__DESCRIPTION OF THE TASK__
Could you count how many lines of the data include "color" and answer with the number only?

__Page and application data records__

# # # #

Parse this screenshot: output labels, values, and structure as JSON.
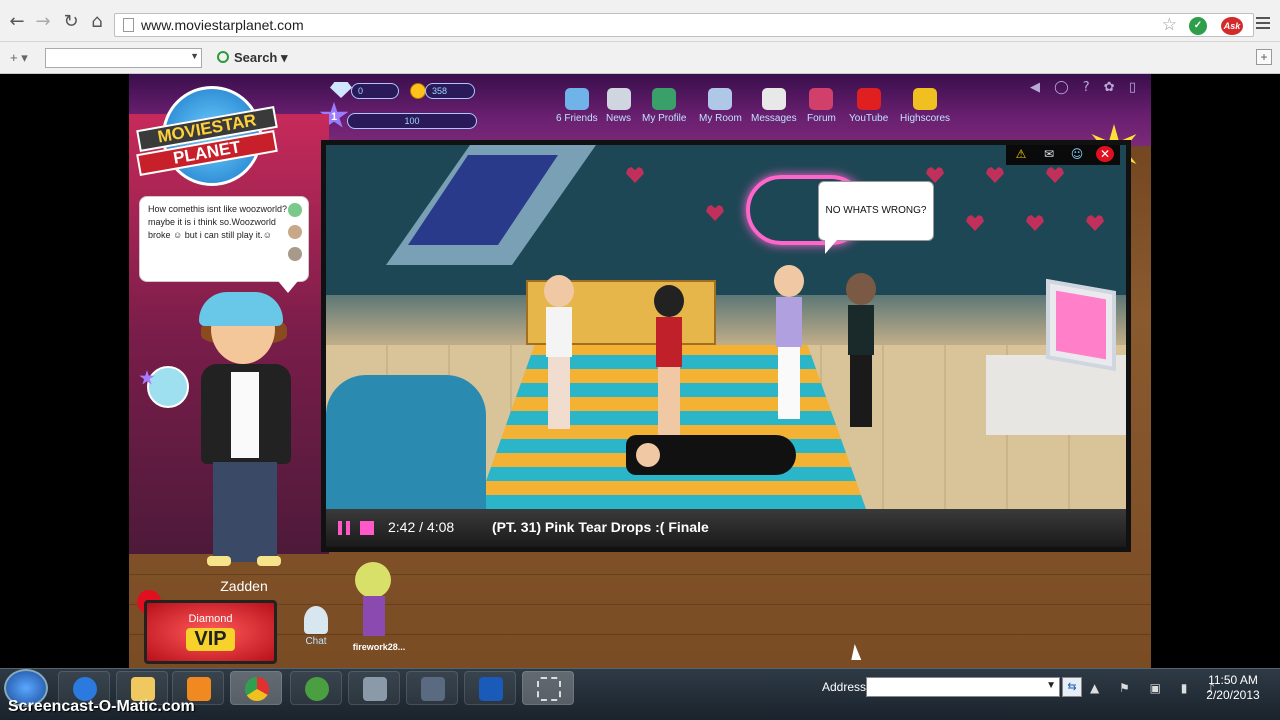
{
  "browser": {
    "url": "www.moviestarplanet.com",
    "back_icon": "←",
    "forward_icon": "→",
    "reload_icon": "↻",
    "home_icon": "⌂",
    "star_icon": "☆",
    "ext1_label": "✓",
    "ext2_label": "Ask",
    "toolbar_add_label": "+ ▾",
    "search_label": "Search ▾",
    "toolbar_plus": "+"
  },
  "game": {
    "diamonds": "0",
    "coins": "358",
    "level": "1",
    "fame": "100",
    "nav": [
      {
        "label": "6 Friends",
        "color": "#6fb3e8"
      },
      {
        "label": "News",
        "color": "#cfd6e0"
      },
      {
        "label": "My Profile",
        "color": "#3aa06a"
      },
      {
        "label": "My Room",
        "color": "#b0c8e8"
      },
      {
        "label": "Messages",
        "color": "#e8e8e8"
      },
      {
        "label": "Forum",
        "color": "#d0406a"
      },
      {
        "label": "YouTube",
        "color": "#e02020"
      },
      {
        "label": "Highscores",
        "color": "#f0c020"
      }
    ],
    "top_controls": "◀ ◯ ? ✿ ▯",
    "logo_line1": "MOVIESTAR",
    "logo_line2": "PLANET",
    "chat_message": "How comethis isnt like woozworld? maybe it is i think so.Woozworld broke ☺ but i can still play it.☺",
    "username": "Zadden",
    "vip_line1": "Diamond",
    "vip_line2": "VIP",
    "chat_label": "Chat",
    "other_user": "firework28..."
  },
  "video": {
    "time": "2:42 / 4:08",
    "title": "(PT. 31) Pink Tear Drops :( Finale",
    "speech": "NO WHATS WRONG?",
    "icons": {
      "warning": "⚠",
      "mail": "✉",
      "people": "☺",
      "close": "✕"
    }
  },
  "taskbar": {
    "address_label": "Address",
    "tray": "▲ ⚑ ▣ ▮ ♪",
    "time": "11:50 AM",
    "date": "2/20/2013",
    "go_icon": "⇆"
  },
  "watermark": "Screencast-O-Matic.com"
}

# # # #

__RESULT OF THIS EXERCISE__
8